▸ Exercise objective
Could you restate the data word for word?
(Records provided)
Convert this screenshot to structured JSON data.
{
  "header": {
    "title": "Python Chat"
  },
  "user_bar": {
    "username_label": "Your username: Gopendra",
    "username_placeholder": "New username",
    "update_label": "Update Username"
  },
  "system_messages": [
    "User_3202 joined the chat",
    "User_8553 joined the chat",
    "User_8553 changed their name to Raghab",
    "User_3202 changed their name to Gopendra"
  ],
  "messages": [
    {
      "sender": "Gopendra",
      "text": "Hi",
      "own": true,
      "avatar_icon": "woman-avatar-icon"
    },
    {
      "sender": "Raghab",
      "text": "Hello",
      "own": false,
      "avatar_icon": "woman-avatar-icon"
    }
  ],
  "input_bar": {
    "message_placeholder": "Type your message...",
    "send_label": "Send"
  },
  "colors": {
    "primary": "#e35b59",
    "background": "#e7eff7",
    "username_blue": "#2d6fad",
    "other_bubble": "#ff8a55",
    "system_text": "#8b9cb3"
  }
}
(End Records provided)
▸ Answer for this exercise
Convert this screenshot to structured JSON data.
{
  "header": {
    "title": "Python Chat"
  },
  "user_bar": {
    "username_label": "Your username: Gopendra",
    "username_placeholder": "New username",
    "update_label": "Update Username"
  },
  "system_messages": [
    "User_3202 joined the chat",
    "User_8553 joined the chat",
    "User_8553 changed their name to Raghab",
    "User_3202 changed their name to Gopendra"
  ],
  "messages": [
    {
      "sender": "Gopendra",
      "text": "Hi",
      "own": true,
      "avatar_icon": "woman-avatar-icon"
    },
    {
      "sender": "Raghab",
      "text": "Hello",
      "own": false,
      "avatar_icon": "woman-avatar-icon"
    }
  ],
  "input_bar": {
    "message_placeholder": "Type your message...",
    "send_label": "Send"
  },
  "colors": {
    "primary": "#e35b59",
    "background": "#e7eff7",
    "username_blue": "#2d6fad",
    "other_bubble": "#ff8a55",
    "system_text": "#8b9cb3"
  }
}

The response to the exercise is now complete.